Children travelling without both parents should be aware that some countries require documentary evidence of parental responsibility before allowing lone parents to enter the country (for example, South Africa) or, in some cases, before permitting the children to leave the country. Please contact the relevant Embassy for the county you are travelling to for further information.
Visa and Advance Passenger Information
All passengers must ensure they have a valid, acceptable passport, any required visa and any other documentation for both the final destination and any stop-off points en route. Please make sure that Advance Passenger Information is submitted in advance to travel for all destinations. Failure to hold correct documentation or submitting incorrect details with Advance Passenger Information or Visa applications may result in refusal of carriage or entry into a country. Please check with the relevant Embassy regarding visa requirements well in advance of your travel date. Charges may apply for some visas.
Passengers not travelling on a British Passport are advised to contact their relevant Foreign & Commonwealth office for individual Visa requirements.
For up-to-date resort information, visit www.fco.gov.uk
Health facilities, hygiene and disease risks vary worldwide and you should take health advice about your specific needs from your general practitioner or a specialist clinic as early as possible before travel. Those planning to become pregnant should discuss their travel plans with their healthcare provider to assess their risk of infection with Zika. For information about Zika, other mosquito-borne diseases (such as Dengue fever and Chikungunya), Lyme Disease (caused by tick bites), and to receive advice on mosquito bite avoidance measures, please visit http://travelhealthpro.org.uk/insect-tick-bite-avoidance/
In addition, we highly recommend that you seek specialist advice from your doctor and, where recommended, obtain vaccinations or tablets for protection against, for example: Malaria, Hepatitis A, Polio and Typhoid. In some cases, treatments for Malaria should begin well in advance of travel.
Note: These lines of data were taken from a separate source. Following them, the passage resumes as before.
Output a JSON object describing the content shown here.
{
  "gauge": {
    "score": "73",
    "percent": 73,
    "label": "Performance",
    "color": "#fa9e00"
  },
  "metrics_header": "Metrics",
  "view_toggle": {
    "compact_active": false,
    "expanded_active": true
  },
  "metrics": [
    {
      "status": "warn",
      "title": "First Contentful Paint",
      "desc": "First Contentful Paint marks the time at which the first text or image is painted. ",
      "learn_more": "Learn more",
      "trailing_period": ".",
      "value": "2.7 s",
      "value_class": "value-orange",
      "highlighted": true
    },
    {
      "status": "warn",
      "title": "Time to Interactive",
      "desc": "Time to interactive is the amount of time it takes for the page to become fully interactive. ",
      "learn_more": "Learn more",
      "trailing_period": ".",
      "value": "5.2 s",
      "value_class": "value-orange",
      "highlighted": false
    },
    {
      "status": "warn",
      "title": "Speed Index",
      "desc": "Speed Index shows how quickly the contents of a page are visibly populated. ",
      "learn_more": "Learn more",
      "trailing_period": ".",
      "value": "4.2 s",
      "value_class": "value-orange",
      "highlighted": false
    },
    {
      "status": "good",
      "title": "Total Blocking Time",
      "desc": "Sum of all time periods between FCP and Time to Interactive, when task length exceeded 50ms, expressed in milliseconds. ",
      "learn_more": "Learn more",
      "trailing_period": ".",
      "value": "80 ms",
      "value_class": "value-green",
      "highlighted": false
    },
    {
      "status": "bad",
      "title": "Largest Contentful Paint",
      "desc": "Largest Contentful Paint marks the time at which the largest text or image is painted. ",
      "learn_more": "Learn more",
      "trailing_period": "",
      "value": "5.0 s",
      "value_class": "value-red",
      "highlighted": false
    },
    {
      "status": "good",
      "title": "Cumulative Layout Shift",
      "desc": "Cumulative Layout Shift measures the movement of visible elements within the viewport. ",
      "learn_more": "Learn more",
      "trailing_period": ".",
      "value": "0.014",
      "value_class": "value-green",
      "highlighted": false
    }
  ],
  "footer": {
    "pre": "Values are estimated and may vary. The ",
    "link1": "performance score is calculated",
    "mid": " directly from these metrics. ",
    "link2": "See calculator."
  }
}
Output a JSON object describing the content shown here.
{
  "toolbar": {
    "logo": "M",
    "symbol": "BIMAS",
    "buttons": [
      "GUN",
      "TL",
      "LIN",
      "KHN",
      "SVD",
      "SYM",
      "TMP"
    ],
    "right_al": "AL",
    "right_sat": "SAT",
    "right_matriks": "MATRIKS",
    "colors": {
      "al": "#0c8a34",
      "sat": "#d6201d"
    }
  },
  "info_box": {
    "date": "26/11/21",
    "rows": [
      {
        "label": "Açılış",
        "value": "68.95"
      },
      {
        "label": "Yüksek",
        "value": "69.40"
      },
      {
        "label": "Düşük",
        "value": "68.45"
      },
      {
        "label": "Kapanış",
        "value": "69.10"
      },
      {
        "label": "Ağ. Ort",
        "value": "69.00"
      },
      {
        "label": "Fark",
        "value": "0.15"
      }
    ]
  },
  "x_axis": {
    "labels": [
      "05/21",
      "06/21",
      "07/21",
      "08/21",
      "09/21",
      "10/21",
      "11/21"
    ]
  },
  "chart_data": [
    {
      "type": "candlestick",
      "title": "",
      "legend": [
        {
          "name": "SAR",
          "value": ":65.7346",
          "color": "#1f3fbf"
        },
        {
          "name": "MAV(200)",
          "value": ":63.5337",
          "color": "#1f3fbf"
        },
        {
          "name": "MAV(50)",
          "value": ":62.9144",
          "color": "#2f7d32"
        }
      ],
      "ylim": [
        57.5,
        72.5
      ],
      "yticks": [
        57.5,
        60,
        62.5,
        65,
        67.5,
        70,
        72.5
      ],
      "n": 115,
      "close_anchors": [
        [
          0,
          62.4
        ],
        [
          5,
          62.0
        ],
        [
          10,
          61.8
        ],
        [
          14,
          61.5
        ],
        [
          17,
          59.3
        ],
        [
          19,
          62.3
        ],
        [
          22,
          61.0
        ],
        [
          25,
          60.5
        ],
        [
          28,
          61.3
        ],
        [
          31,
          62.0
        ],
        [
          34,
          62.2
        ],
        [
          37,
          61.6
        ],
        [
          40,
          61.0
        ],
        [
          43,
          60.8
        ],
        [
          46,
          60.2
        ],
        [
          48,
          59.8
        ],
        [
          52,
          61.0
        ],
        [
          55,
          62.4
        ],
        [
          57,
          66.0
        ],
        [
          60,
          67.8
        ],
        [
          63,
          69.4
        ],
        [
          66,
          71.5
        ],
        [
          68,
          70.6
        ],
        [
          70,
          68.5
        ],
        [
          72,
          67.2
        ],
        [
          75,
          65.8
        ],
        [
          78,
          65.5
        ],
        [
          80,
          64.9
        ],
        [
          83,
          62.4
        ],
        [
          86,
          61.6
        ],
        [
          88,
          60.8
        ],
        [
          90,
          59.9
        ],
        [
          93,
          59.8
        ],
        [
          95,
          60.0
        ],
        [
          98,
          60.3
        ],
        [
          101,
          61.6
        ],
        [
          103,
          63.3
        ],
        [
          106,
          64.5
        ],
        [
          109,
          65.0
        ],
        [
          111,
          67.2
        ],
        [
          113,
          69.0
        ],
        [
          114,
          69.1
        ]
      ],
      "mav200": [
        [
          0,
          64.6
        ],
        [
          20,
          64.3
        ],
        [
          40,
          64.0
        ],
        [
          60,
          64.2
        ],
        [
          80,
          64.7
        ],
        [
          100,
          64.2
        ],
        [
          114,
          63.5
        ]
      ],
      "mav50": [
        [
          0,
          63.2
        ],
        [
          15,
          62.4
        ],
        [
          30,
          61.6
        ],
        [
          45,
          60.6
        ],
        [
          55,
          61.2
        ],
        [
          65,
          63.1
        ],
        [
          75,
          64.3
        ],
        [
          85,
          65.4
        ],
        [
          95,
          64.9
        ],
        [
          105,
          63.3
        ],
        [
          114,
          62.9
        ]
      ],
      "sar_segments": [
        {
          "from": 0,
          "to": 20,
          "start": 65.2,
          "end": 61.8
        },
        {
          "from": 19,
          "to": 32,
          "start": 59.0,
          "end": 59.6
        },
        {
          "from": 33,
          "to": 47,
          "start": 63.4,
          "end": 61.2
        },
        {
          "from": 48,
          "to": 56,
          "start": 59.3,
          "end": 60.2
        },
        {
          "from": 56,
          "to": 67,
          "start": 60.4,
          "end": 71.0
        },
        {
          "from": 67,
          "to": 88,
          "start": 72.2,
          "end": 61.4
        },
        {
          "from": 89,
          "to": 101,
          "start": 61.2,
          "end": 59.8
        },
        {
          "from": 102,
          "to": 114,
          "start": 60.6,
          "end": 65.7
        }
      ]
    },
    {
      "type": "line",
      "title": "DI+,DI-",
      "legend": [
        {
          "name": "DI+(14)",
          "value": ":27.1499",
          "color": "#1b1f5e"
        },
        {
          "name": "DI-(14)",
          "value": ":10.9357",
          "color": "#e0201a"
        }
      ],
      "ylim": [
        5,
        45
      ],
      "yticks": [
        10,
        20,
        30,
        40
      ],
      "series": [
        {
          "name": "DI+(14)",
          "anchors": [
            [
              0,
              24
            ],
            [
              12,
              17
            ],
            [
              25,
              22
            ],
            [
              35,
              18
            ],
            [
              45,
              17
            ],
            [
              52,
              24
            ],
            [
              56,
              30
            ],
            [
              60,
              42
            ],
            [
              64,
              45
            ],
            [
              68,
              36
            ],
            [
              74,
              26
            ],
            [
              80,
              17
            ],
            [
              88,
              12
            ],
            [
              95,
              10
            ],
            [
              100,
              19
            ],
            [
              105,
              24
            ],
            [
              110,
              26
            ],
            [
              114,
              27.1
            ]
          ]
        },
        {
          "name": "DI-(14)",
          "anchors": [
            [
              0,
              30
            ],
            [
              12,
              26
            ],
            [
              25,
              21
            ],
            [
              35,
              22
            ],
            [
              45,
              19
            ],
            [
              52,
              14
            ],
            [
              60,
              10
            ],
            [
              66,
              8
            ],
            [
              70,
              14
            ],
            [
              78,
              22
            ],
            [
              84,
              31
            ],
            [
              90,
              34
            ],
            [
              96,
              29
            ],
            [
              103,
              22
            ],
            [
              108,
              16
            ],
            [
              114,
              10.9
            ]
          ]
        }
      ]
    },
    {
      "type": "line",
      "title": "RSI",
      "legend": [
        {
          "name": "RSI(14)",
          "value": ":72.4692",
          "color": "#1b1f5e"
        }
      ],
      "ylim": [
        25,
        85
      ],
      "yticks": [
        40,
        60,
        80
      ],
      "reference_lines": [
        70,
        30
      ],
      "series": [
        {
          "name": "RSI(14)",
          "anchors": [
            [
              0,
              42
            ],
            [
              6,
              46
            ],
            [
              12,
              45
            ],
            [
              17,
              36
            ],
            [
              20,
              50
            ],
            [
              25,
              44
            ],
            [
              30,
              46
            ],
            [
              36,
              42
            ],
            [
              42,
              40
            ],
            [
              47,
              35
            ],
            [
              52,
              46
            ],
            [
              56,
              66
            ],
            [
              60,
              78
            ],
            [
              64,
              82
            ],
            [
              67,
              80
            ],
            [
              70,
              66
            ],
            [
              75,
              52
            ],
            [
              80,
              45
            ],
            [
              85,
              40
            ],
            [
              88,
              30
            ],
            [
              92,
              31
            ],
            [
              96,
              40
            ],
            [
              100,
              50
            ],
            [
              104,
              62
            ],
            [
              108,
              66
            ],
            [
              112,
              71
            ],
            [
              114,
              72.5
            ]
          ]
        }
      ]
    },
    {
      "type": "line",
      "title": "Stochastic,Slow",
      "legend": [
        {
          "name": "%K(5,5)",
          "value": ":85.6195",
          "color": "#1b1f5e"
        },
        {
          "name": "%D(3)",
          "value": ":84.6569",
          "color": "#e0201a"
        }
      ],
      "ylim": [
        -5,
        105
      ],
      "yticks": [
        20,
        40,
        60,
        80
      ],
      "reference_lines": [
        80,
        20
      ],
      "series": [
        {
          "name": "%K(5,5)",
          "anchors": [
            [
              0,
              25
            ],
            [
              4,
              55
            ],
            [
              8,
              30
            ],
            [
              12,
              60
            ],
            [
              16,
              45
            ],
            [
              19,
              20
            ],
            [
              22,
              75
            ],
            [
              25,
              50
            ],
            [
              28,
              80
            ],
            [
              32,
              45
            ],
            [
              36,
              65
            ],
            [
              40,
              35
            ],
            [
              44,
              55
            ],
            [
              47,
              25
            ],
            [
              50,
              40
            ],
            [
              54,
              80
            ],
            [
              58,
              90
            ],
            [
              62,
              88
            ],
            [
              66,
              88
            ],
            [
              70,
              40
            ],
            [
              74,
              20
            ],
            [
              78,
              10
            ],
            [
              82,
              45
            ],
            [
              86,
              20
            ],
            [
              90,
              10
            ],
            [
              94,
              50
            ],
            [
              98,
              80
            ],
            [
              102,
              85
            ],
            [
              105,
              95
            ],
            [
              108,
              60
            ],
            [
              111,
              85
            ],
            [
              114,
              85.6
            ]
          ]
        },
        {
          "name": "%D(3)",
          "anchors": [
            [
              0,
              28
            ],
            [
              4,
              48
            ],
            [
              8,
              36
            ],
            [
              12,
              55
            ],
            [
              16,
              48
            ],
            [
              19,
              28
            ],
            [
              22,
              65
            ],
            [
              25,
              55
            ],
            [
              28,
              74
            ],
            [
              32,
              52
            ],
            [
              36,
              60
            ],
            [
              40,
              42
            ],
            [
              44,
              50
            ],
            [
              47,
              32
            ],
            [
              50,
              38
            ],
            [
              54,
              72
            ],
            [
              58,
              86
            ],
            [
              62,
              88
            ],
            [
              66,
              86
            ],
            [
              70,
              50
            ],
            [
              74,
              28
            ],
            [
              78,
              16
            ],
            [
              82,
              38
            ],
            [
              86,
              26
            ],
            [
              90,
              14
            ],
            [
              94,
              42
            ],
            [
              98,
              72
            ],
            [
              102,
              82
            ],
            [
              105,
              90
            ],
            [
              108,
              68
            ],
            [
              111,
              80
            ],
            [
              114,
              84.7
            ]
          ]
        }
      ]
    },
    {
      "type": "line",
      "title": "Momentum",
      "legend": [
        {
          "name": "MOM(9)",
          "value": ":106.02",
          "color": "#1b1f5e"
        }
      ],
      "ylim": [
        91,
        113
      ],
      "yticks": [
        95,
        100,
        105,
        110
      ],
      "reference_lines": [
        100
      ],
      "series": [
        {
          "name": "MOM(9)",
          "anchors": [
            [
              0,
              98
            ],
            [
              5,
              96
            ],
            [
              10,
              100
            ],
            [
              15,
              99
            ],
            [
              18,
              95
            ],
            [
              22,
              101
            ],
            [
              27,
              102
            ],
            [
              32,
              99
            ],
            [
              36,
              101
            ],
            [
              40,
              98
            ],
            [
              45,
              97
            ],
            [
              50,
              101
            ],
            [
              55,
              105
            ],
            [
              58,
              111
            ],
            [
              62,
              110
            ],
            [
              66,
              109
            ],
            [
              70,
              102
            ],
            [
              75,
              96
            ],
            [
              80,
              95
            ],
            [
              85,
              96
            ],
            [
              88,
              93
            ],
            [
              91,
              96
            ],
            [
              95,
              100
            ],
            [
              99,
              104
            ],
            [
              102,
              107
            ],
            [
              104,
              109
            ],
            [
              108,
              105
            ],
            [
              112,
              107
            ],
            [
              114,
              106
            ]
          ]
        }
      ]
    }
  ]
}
Travellers may also be required to show Yellow Fever Certificates on arrival in certain destinations ie, some African countries. Please note that you are strongly advised against scuba-diving for 24 hours before travelling by air. We would also like to draw your attention to the risk of DVT (Deep Vein Thrombosis) and recommend that you consult with your doctor before travelling.
Visit the FCO website and select your destination country for the very latest travel advice: https://www.gov.uk/foreign-travel-advice.
Additional sources of information include: www.hpa.org.uk, http://nathnac.net,
www.fco.gov.uk, www.hpa.org.uk and www.nathnac.org, your General Practitioner or a specialised clinic.